With the combine wrapped up, the tendency is to want to overanalyze and pick apart relatively small impact on the overall process.
Johnny Manziel took a substantial amount of the headlines because of who he is and how polarizing he is. Despite assertions to the contrary by Manziel, he did not quite make the 6′ barrier and while there is a slight psychological impact between 5’11 7/8″ and 6′, the reality is people knew he was short.
They also knew he was not huge even though he has a relatively thick trunk, but 207lbs does make one wonder why that is not a larger concern. Manziel has big hands and big feet. None of this is new to anyone who has been paying attention to Manziel, but there are now actual numbers attached, which is helpful if only from the standpoint of answering the question once and for all. Oh, they also found out he was quick.
He did not throw, so while the measurements matter, everything with Manziel comes down to the medical (nothing odd was expected) and the interviews, which the NFL could have gone any number of different ways depending on the team and people trying to push him in different directions. Manziel has assuredly been coached and is a charismatic speaker, but it is nevertheless interesting what was asked and how he reacted to it. Unfortunately, no one will really know the answer other than the teams.

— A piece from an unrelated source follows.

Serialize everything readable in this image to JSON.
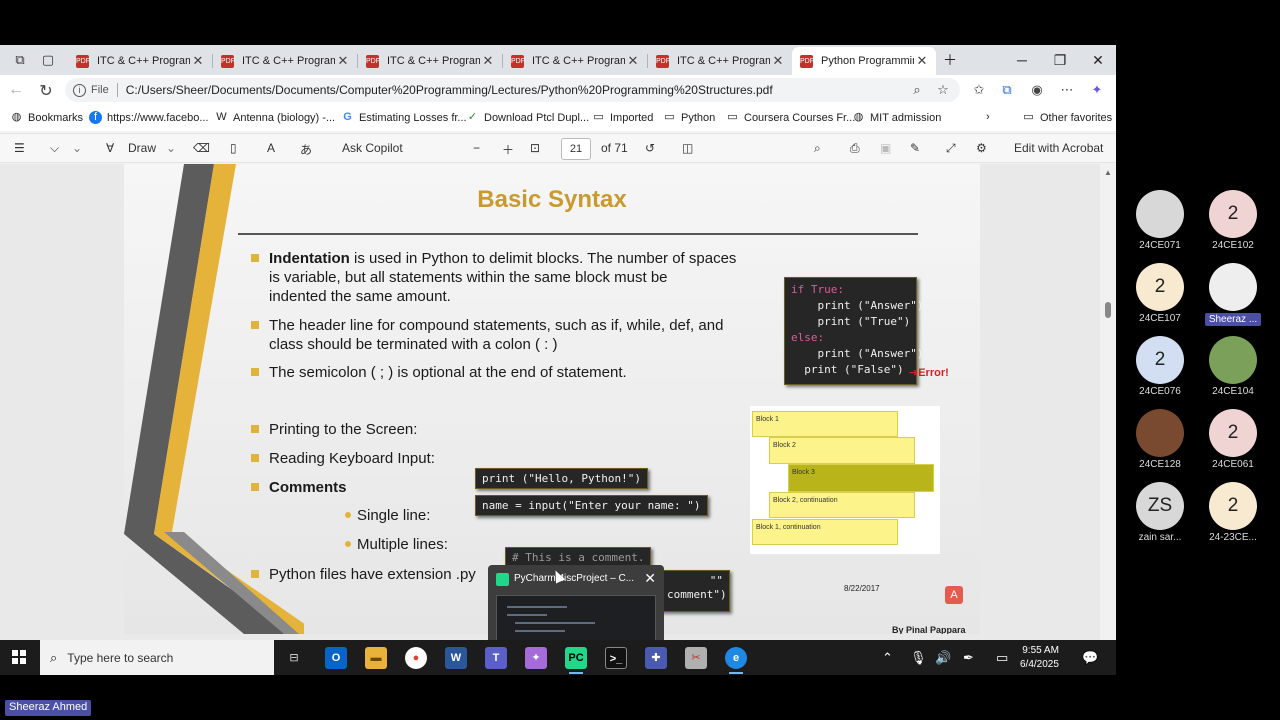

What should not be surprising is Derek Carr’s athleticism. For those who watched him, he can move and even when he was playing through the sports hernia, he was athletic. Coming into the season, Carr was timed at a 4.59 at Fresno State and spent his offseason running sprints and speed training with Robbie Rouse, the team’s half back the past couple years.
Teddy Bridgewater should have alleviated many of the concerns he had. There were some thinking he would measure in right with Manziel in terms of height. Over 2 inches taller and a few pounds heavier, the concern has now shifted to his hands, reports that he interviewed poorly and that he handled his agent situation poorly. This could be various teams trying to downplay Bridgewater and create doubt about him, because at some point, it should stand out that he is a really impressive quarterback.
Blake Bortles was the one big name prospect that did compete. No one is really reacting one way or the other on this issue. Perhaps people should make a bigger deal out of it, so that more quarterbacks will throw and compete at the combine. The relative anonymity of this situation suggests that arguments for and against throwing now have more fuel. Bortles throwing did not hurt him but it remains to be seen how much it helped him. Until it makes a dramatic improvement and puts another quarterback at a disadvantage, the issue of quarterbacks opting to wait for their pro day is not going to be affected.